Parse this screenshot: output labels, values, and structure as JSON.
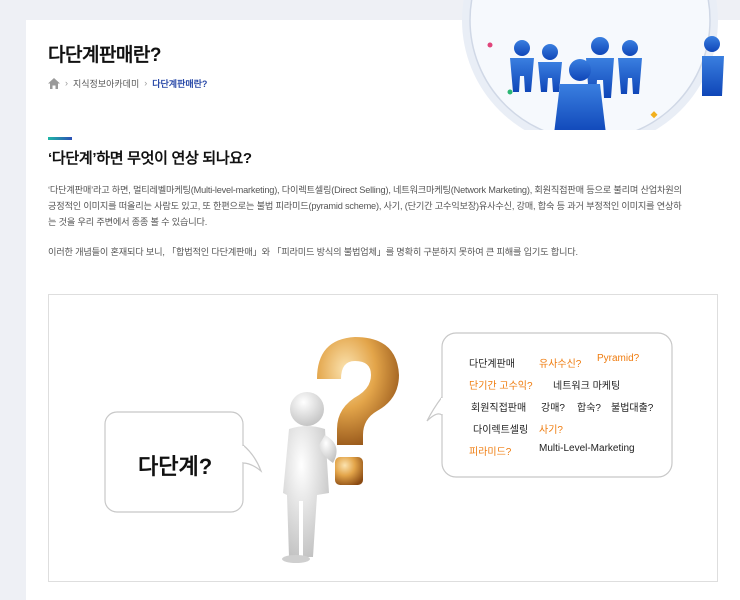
{
  "page": {
    "title": "다단계판매란?",
    "breadcrumb": [
      "지식정보아카데미",
      "다단계판매란?"
    ]
  },
  "section": {
    "heading": "‘다단계’하면 무엇이 연상 되나요?",
    "paragraph1": "‘다단계판매’라고 하면, 멀티레벨마케팅(Multi-level-marketing), 다이렉트셀링(Direct Selling), 네트워크마케팅(Network Marketing), 회원직접판매 등으로 불리며 산업차원의 긍정적인 이미지를 떠올리는 사람도 있고, 또 한편으로는 불법 피라미드(pyramid scheme), 사기, (단기간 고수익보장)유사수신, 강매, 합숙 등 과거 부정적인 이미지를 연상하는 것을 우리 주변에서 종종 볼 수 있습니다.",
    "paragraph2": "이러한 개념들이 혼재되다 보니, 「합법적인 다단계판매」와 「피라미드 방식의 불법업체」를 명확히 구분하지 못하여 큰 피해를 입기도 합니다."
  },
  "figure": {
    "left_bubble": "다단계?",
    "terms": [
      {
        "text": "다단계판매",
        "color": "dark"
      },
      {
        "text": "유사수신?",
        "color": "orange"
      },
      {
        "text": "Pyramid?",
        "color": "orange"
      },
      {
        "text": "단기간 고수익?",
        "color": "orange"
      },
      {
        "text": "네트워크 마케팅",
        "color": "dark"
      },
      {
        "text": "회원직접판매",
        "color": "dark"
      },
      {
        "text": "강매?",
        "color": "dark"
      },
      {
        "text": "합숙?",
        "color": "dark"
      },
      {
        "text": "불법대출?",
        "color": "dark"
      },
      {
        "text": "다이렉트셀링",
        "color": "dark"
      },
      {
        "text": "사기?",
        "color": "orange"
      },
      {
        "text": "피라미드?",
        "color": "orange"
      },
      {
        "text": "Multi-Level-Marketing",
        "color": "dark"
      }
    ]
  },
  "colors": {
    "accent_blue": "#2a4aa8",
    "accent_orange": "#ef7c0f",
    "teal": "#1fb7a6"
  }
}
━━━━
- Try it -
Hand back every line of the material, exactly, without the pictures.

- Answer for the task -
Parse this screenshot: output labels, values, and structure as JSON.
{
  "page": {
    "title": "다단계판매란?",
    "breadcrumb": [
      "지식정보아카데미",
      "다단계판매란?"
    ]
  },
  "section": {
    "heading": "‘다단계’하면 무엇이 연상 되나요?",
    "paragraph1": "‘다단계판매’라고 하면, 멀티레벨마케팅(Multi-level-marketing), 다이렉트셀링(Direct Selling), 네트워크마케팅(Network Marketing), 회원직접판매 등으로 불리며 산업차원의 긍정적인 이미지를 떠올리는 사람도 있고, 또 한편으로는 불법 피라미드(pyramid scheme), 사기, (단기간 고수익보장)유사수신, 강매, 합숙 등 과거 부정적인 이미지를 연상하는 것을 우리 주변에서 종종 볼 수 있습니다.",
    "paragraph2": "이러한 개념들이 혼재되다 보니, 「합법적인 다단계판매」와 「피라미드 방식의 불법업체」를 명확히 구분하지 못하여 큰 피해를 입기도 합니다."
  },
  "figure": {
    "left_bubble": "다단계?",
    "terms": [
      {
        "text": "다단계판매",
        "color": "dark"
      },
      {
        "text": "유사수신?",
        "color": "orange"
      },
      {
        "text": "Pyramid?",
        "color": "orange"
      },
      {
        "text": "단기간 고수익?",
        "color": "orange"
      },
      {
        "text": "네트워크 마케팅",
        "color": "dark"
      },
      {
        "text": "회원직접판매",
        "color": "dark"
      },
      {
        "text": "강매?",
        "color": "dark"
      },
      {
        "text": "합숙?",
        "color": "dark"
      },
      {
        "text": "불법대출?",
        "color": "dark"
      },
      {
        "text": "다이렉트셀링",
        "color": "dark"
      },
      {
        "text": "사기?",
        "color": "orange"
      },
      {
        "text": "피라미드?",
        "color": "orange"
      },
      {
        "text": "Multi-Level-Marketing",
        "color": "dark"
      }
    ]
  },
  "colors": {
    "accent_blue": "#2a4aa8",
    "accent_orange": "#ef7c0f",
    "teal": "#1fb7a6"
  }
}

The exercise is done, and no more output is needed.